++++ Data for this task ++++

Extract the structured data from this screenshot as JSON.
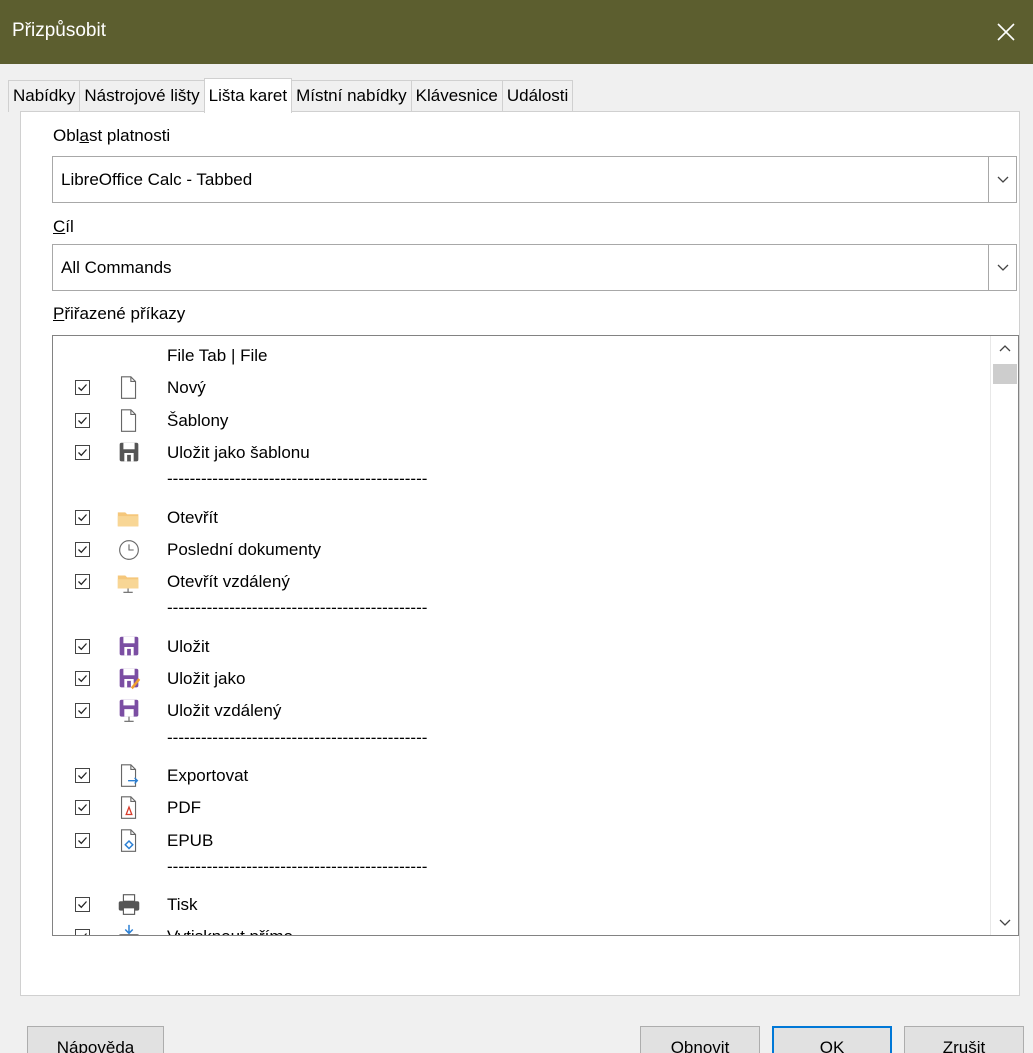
{
  "window": {
    "title": "Přizpůsobit"
  },
  "tabs": [
    "Nabídky",
    "Nástrojové lišty",
    "Lišta karet",
    "Místní nabídky",
    "Klávesnice",
    "Události"
  ],
  "active_tab": "Lišta karet",
  "scope": {
    "label_pre": "Obl",
    "label_u": "a",
    "label_post": "st platnosti",
    "value": "LibreOffice Calc -  Tabbed"
  },
  "target": {
    "label_u": "C",
    "label_post": "íl",
    "value": "All Commands"
  },
  "assigned": {
    "label_u": "P",
    "label_post": "řiřazené příkazy"
  },
  "commands": [
    {
      "type": "header",
      "label": "File Tab | File"
    },
    {
      "type": "item",
      "label": "Nový",
      "icon": "new-document-icon",
      "checked": true
    },
    {
      "type": "item",
      "label": "Šablony",
      "icon": "templates-icon",
      "checked": true
    },
    {
      "type": "item",
      "label": "Uložit jako šablonu",
      "icon": "save-as-template-icon",
      "checked": true
    },
    {
      "type": "separator",
      "label": "----------------------------------------------"
    },
    {
      "type": "item",
      "label": "Otevřít",
      "icon": "open-folder-icon",
      "checked": true
    },
    {
      "type": "item",
      "label": "Poslední dokumenty",
      "icon": "recent-clock-icon",
      "checked": true
    },
    {
      "type": "item",
      "label": "Otevřít vzdálený",
      "icon": "open-remote-icon",
      "checked": true
    },
    {
      "type": "separator",
      "label": "----------------------------------------------"
    },
    {
      "type": "item",
      "label": "Uložit",
      "icon": "save-icon",
      "checked": true
    },
    {
      "type": "item",
      "label": "Uložit jako",
      "icon": "save-as-icon",
      "checked": true
    },
    {
      "type": "item",
      "label": "Uložit vzdálený",
      "icon": "save-remote-icon",
      "checked": true
    },
    {
      "type": "separator",
      "label": "----------------------------------------------"
    },
    {
      "type": "item",
      "label": "Exportovat",
      "icon": "export-icon",
      "checked": true
    },
    {
      "type": "item",
      "label": "PDF",
      "icon": "pdf-icon",
      "checked": true
    },
    {
      "type": "item",
      "label": "EPUB",
      "icon": "epub-icon",
      "checked": true
    },
    {
      "type": "separator",
      "label": "----------------------------------------------"
    },
    {
      "type": "item",
      "label": "Tisk",
      "icon": "print-icon",
      "checked": true
    },
    {
      "type": "item",
      "label": "Vytisknout přímo",
      "icon": "print-direct-icon",
      "checked": true
    }
  ],
  "buttons": {
    "help": {
      "u": "N",
      "rest": "ápověda"
    },
    "reset": {
      "pre": "O",
      "u": "b",
      "rest": "novit"
    },
    "ok": {
      "u": "O",
      "rest": "K"
    },
    "cancel": {
      "u": "Z",
      "rest": "rušit"
    }
  },
  "colors": {
    "titlebar": "#5c5e2f",
    "save_purple": "#7b4ea3",
    "folder": "#f5c77b",
    "accent": "#0078d7"
  }
}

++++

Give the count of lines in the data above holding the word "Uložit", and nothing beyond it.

4